UK Anti-Doping (Ukad) fears it could be made insolvent or require a government bailout over a dispute with Tyson Fury.
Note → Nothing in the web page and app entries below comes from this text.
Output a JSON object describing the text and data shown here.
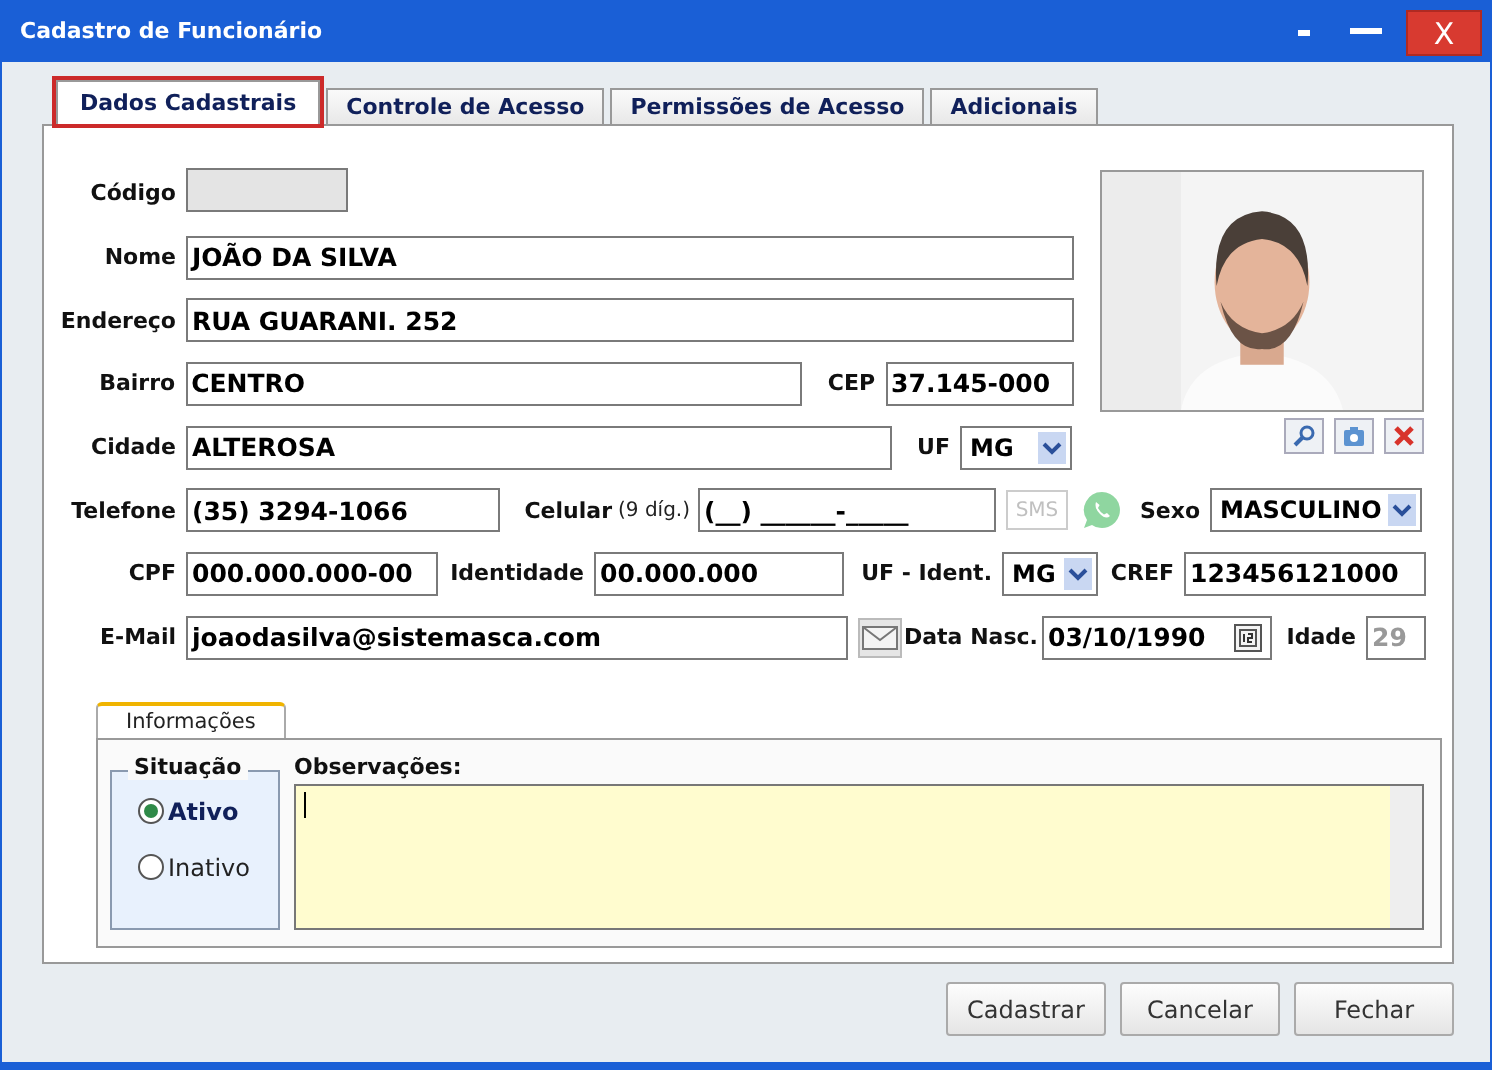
{
  "window": {
    "title": "Cadastro de Funcionário",
    "close": "X"
  },
  "tabs": [
    {
      "label": "Dados Cadastrais",
      "selected": true
    },
    {
      "label": "Controle de Acesso",
      "selected": false
    },
    {
      "label": "Permissões de Acesso",
      "selected": false
    },
    {
      "label": "Adicionais",
      "selected": false
    }
  ],
  "fields": {
    "codigo": {
      "label": "Código",
      "disabled": true
    },
    "nome": {
      "label": "Nome",
      "value": "JOÃO DA SILVA"
    },
    "endereco": {
      "label": "Endereço",
      "value": "RUA GUARANI. 252"
    },
    "bairro": {
      "label": "Bairro",
      "value": "CENTRO"
    },
    "cep": {
      "label": "CEP",
      "value": "37.145-000"
    },
    "cidade": {
      "label": "Cidade",
      "value": "ALTEROSA"
    },
    "uf": {
      "label": "UF",
      "value": "MG"
    },
    "telefone": {
      "label": "Telefone",
      "value": "(35) 3294-1066"
    },
    "celular": {
      "label": "Celular",
      "hint": "(9 díg.)",
      "value": "(__) ______-_____"
    },
    "sms": {
      "label": "SMS",
      "disabled": true
    },
    "sexo": {
      "label": "Sexo",
      "value": "MASCULINO"
    },
    "cpf": {
      "label": "CPF",
      "value": "000.000.000-00"
    },
    "identidade": {
      "label": "Identidade",
      "value": "00.000.000"
    },
    "uf_ident": {
      "label": "UF - Ident.",
      "value": "MG"
    },
    "cref": {
      "label": "CREF",
      "value": "123456121000"
    },
    "email": {
      "label": "E-Mail",
      "value": "joaodasilva@sistemasca.com"
    },
    "data_nasc": {
      "label": "Data Nasc.",
      "value": "03/10/1990"
    },
    "idade": {
      "label": "Idade",
      "value": "29",
      "disabled": true
    }
  },
  "photo": {
    "kind": "picture"
  },
  "info_tab": {
    "label": "Informações",
    "selected": true
  },
  "situacao": {
    "title": "Situação",
    "options": [
      {
        "label": "Ativo",
        "selected": true
      },
      {
        "label": "Inativo",
        "selected": false
      }
    ]
  },
  "observacoes": {
    "label": "Observações:"
  },
  "buttons": [
    "Cadastrar",
    "Cancelar",
    "Fechar"
  ]
}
Former world heavyweight champion Fury tested positive for a banned steroid in June 2016, and says the adverse result came from eating uncastrated wild boar.
But a legal battle with Ukad over the evidence has meant Fury, 29, has not fought for two years.
Now senior figures at the agency are worried if he were cleared, Fury could sue for loss of earnings.
Given he reportedly makes up to £5m a fight before other revenue streams are factored in, any potential payout would severely challenge Ukad with its annual budget of around £8m.
The public body would also face legal costs for its own lawyers and potentially those of the Fury camp.
The issue has been discussed by Ukad's board recently and has been raised in meetings with the Department for Digital, Culture, Media and Sport (DCMS), through whom they are accountable to Parliament.
Ukad is believed to have sought guidance from the Government on whether it will effectively underwrite the case.
Ukad and the DCMS both said they were unable to comment.
However, BBC Sport understands Ukad - and then DCMS - are not of a mind to drop the case, amid concerns over the effect such an action would have on integrity of the anti-doping process.
In addition, there are fears it would signal to sports stars that it is possible to draw out proceedings and effectively undermine the organisation charged with maintaining clean sport.